J: So you’re setted in for now. Do you ever look back on your childhood days as an immigrant farm worker or reflect on how your life has evolved? It certainly seems to me that a child living in those circumstances would have to overcome a lot of challenges to arrive where you are now. Do you think it’s possible for others to make a similar journey, and if so, what does it take to do that? Sorry… I’ve sort of strung a lot of questions together, so pick and choose or feel free to expound as desired.

M: I do sometimes look back on my life and reflect on how things have evolved; and, yes, I do think others can overcome and succeed as well. Generally speaking, I’d say most people want their children to have a better life and make a strong effort to provide them with opportunities they never had growing up.  I’ve witnessed this in my immediate and extended family and in the Hispanic community as a whole. Self determination is a must; but, self determination coupled with family support is so much better.

The challenges I faced as a child do come to mind from time to time; but, I’ve had to face a number of other tough challenges along the way and I’ve survived and persevered as a result of hard work, determination and—frankly—a lot of luck. Having and raising two kids has been perhaps my biggest challenge… and, by far, the most rewarding.

J: I have to agree that raising children is an enormous challenge. It’s hard. I’ve really come to admire people who are good at parenting. It sounds like the bonds in your family are strong, and I think that’s pretty cool. Also I agree that hard work, determination, and some luck help get us where we’re going. And I think I would add imagination to that list, because it seems to me that people need to be able to picture what they’re working toward in order to get there. Would you agree with that? 

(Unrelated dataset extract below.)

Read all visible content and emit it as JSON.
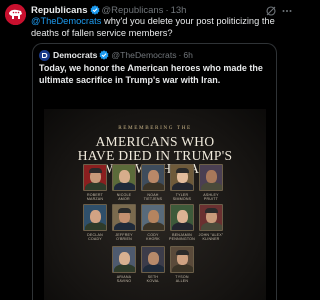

M: Absolutely! Imagination is a key ingredient in all aspects of our lives; but, especially so in parenting.

J: Cool. Okay, so here’s a hard one… using your imagination, if you imagined a good world, not a perfect one but a decent one… what would that world look like?

M: Oh, that is a tough one. Hmm, well, without getting into world peace, solving world hunger and achieving equality for all of humanity… I’ll tell you what I think would be pretty close to perfect for me on a personal level. As I mentioned before, I’d love to have both of my kids close by again. Leaving San Diego with them still there was one of the hardest things I’ve ever had to do. I would love to see my siblings and extended family more often; but, not being greedy, I’d happily settle for having my kiddos here… and, maybe someday, I’d be lucky enough to have grandkids also close by. I’d love nothing more than to be an active participant in their lives.

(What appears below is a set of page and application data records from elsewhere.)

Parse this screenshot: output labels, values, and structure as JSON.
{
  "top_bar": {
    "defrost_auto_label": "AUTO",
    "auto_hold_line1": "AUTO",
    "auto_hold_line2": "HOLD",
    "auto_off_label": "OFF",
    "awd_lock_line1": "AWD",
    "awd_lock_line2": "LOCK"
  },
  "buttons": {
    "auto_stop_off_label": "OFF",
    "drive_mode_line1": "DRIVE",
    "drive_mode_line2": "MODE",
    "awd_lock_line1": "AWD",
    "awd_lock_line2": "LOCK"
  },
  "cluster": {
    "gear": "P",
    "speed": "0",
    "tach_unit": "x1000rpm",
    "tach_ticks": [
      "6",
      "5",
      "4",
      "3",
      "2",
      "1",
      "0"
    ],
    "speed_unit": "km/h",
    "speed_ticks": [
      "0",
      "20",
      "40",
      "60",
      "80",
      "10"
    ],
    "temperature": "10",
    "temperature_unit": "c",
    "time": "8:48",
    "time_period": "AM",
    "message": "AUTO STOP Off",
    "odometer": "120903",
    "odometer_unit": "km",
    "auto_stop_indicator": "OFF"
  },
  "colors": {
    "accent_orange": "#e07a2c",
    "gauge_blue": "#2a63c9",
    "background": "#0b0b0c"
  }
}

Of course, if my imagination is in the driver’s seat, I’d add a fantastic partner to the mix. Someone who enjoys outdoor activities like hiking, backpacking, kayaking and all the other “ings” in and around nature; a lover of music and dancing; someone who’s into books and movies that feed not just your brain, but also your heart and soul, the kind that make you think and grow; someone who likes to travel and finds other cultures and traditions as fascinating as I do; someone who is passionate about the building the type of relationship that can only be forged through a genuine sense of self, vulnerability, authenticity, intimacy and spiritual connection.

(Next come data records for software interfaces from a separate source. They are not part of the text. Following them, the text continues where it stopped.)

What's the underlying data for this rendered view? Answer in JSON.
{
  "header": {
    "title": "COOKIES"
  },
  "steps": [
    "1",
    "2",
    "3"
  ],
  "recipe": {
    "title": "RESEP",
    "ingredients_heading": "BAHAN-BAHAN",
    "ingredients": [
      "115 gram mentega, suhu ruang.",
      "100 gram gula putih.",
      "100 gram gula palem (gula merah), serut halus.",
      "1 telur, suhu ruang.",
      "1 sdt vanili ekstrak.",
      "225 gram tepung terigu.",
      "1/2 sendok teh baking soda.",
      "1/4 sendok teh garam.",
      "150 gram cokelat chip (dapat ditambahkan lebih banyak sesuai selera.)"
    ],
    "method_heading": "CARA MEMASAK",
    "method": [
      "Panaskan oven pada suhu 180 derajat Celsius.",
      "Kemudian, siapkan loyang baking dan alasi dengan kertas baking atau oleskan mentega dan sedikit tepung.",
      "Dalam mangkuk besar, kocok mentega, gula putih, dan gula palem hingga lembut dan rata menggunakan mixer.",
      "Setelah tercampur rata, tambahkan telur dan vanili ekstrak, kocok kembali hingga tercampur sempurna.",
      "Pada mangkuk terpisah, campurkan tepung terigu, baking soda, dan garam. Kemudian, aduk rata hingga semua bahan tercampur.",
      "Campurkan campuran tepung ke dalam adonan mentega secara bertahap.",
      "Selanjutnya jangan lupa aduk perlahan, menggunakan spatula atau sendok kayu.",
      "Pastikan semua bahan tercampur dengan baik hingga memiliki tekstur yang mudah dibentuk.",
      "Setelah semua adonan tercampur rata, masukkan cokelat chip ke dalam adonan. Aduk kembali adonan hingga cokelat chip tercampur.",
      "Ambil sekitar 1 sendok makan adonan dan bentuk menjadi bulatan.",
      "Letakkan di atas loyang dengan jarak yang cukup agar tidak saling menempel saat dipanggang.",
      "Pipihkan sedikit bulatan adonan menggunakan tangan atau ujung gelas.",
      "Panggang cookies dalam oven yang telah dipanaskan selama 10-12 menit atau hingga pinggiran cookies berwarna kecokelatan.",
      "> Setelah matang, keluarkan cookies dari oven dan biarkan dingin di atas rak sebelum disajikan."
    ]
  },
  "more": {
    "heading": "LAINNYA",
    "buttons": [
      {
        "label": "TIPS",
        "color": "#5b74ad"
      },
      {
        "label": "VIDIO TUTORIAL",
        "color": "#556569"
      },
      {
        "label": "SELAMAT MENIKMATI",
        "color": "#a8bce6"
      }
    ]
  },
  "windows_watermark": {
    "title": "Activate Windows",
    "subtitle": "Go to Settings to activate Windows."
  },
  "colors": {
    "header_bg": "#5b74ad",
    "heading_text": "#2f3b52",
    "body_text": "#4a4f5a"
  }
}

I often joke and say that my ideal partner must have a very poor sense of direction because she hasn’t found me yet. LOL! But, maybe I’m looking at this all wrong… maybe I need to make a concerted effort to get out there and find her! 

There’s a Spanish expression that sums it up for me, “Enhorabuena”, which has a wide variety of uses; to convey salutations, good health, felicitations, congratulations, farewell, best wishes and so on. Enhorabuena is a conglomeration of three words, “en hora buena”, which means “in good time”.